In this and an earlier study, hypotension during epidural anesthesia was more dependent on the extent of blockade than on concurrent general anesthesia, mechanical ventilation, or the presence of neck and laparotomy incisions. The MAP decrease previously observed in mechanically ventilated animals with thoracolumbar blockade was somewhat greater than in the current awake or spontaneous ventilation groups (Table 1). This difference is likely due to the circulatory depressant consequences of mechanical ventilation, although brief mechanical ventilation imposed on spontaneously breathing animals had no easily identifiable effects in isolation. A more extensive abdominal surgical preparation in the mechanically ventilated animals (including electrode insertion) also may have contributed to greater hypotension. Decreased HR observed in the groups receiving the most extensive blocks (awake, spontaneous ventilation, and previous mechanically ventilated thoracolumbar blocks) may result from more complete cardiac denervation. Because the group receiving thoracic blockade did not show any HR change, a more likely explanation for bradycardia in the groups with more extensive block is vagal increase caused by reflexes initiated by low cardiac filling pressures. [36,37].
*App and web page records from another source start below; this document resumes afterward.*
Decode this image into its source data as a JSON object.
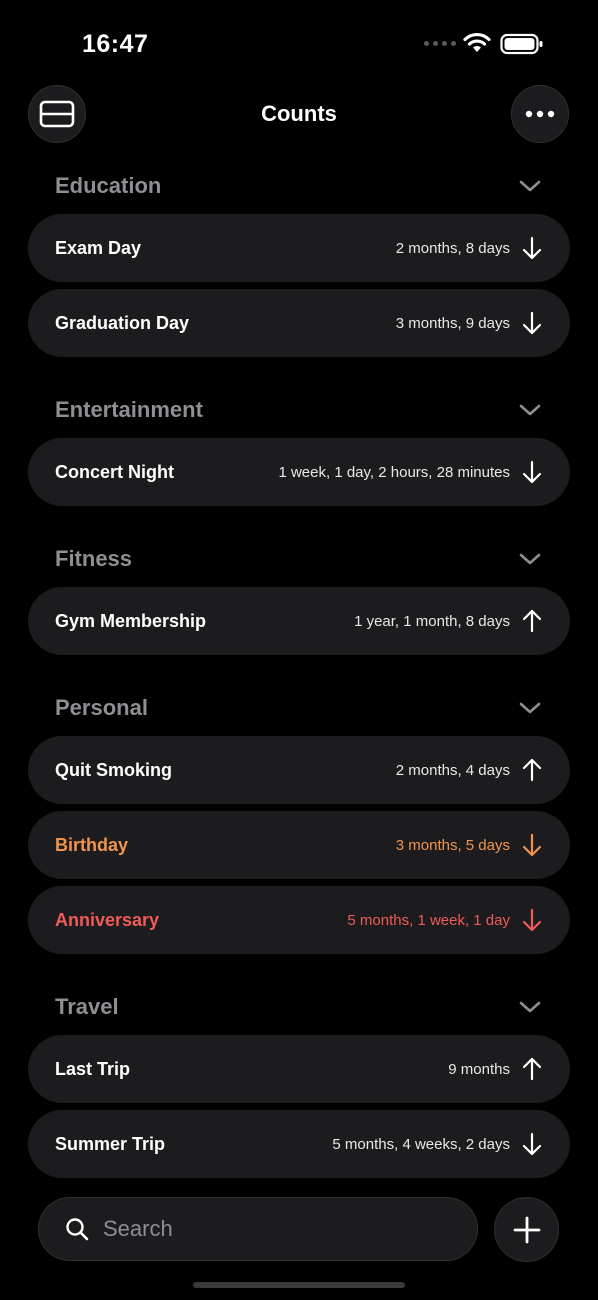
{
  "status": {
    "time": "16:47"
  },
  "header": {
    "title": "Counts",
    "left_icon": "card-layout-icon",
    "right_icon": "ellipsis-icon"
  },
  "sections": [
    {
      "name": "Education",
      "items": [
        {
          "name": "Exam Day",
          "value": "2 months, 8 days",
          "direction": "down"
        },
        {
          "name": "Graduation Day",
          "value": "3 months, 9 days",
          "direction": "down"
        }
      ]
    },
    {
      "name": "Entertainment",
      "items": [
        {
          "name": "Concert Night",
          "value": "1 week, 1 day, 2 hours, 28 minutes",
          "direction": "down"
        }
      ]
    },
    {
      "name": "Fitness",
      "items": [
        {
          "name": "Gym Membership",
          "value": "1 year, 1 month, 8 days",
          "direction": "up"
        }
      ]
    },
    {
      "name": "Personal",
      "items": [
        {
          "name": "Quit Smoking",
          "value": "2 months, 4 days",
          "direction": "up"
        },
        {
          "name": "Birthday",
          "value": "3 months, 5 days",
          "direction": "down",
          "color": "#f0944d"
        },
        {
          "name": "Anniversary",
          "value": "5 months, 1 week, 1 day",
          "direction": "down",
          "color": "#ef5a5a"
        }
      ]
    },
    {
      "name": "Travel",
      "items": [
        {
          "name": "Last Trip",
          "value": "9 months",
          "direction": "up"
        },
        {
          "name": "Summer Trip",
          "value": "5 months, 4 weeks, 2 days",
          "direction": "down"
        }
      ]
    }
  ],
  "search": {
    "placeholder": "Search"
  },
  "colors": {
    "background": "#000000",
    "row": "#1c1c1e",
    "section_label": "#8e8e93",
    "birthday": "#f0944d",
    "anniversary": "#ef5a5a"
  }
}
We conclude that different regions of epidural blockade produce graded effects on blood pressure but divergent effects on splanchnic sympathetic activity and VD. Blockade that interrupts the sympathetic innervation to the abdominal vasculature produces mesenteric venodilatation and more pronounced decrease in blood pressure. This indicates that splanchnic venous capacitance plays a pivotal role in determining hemodynamic responses to epidural anesthesia in rabbits. Humans have a proportionately greater lower extremity mass, so a rabbit model may overestimate the importance of abdominal vascular changes. The current results suggest, however, that when possible, blocks for surgery or pain control should be limited to the involved area in cases in which it is desirable to limit hemodynamic consequences.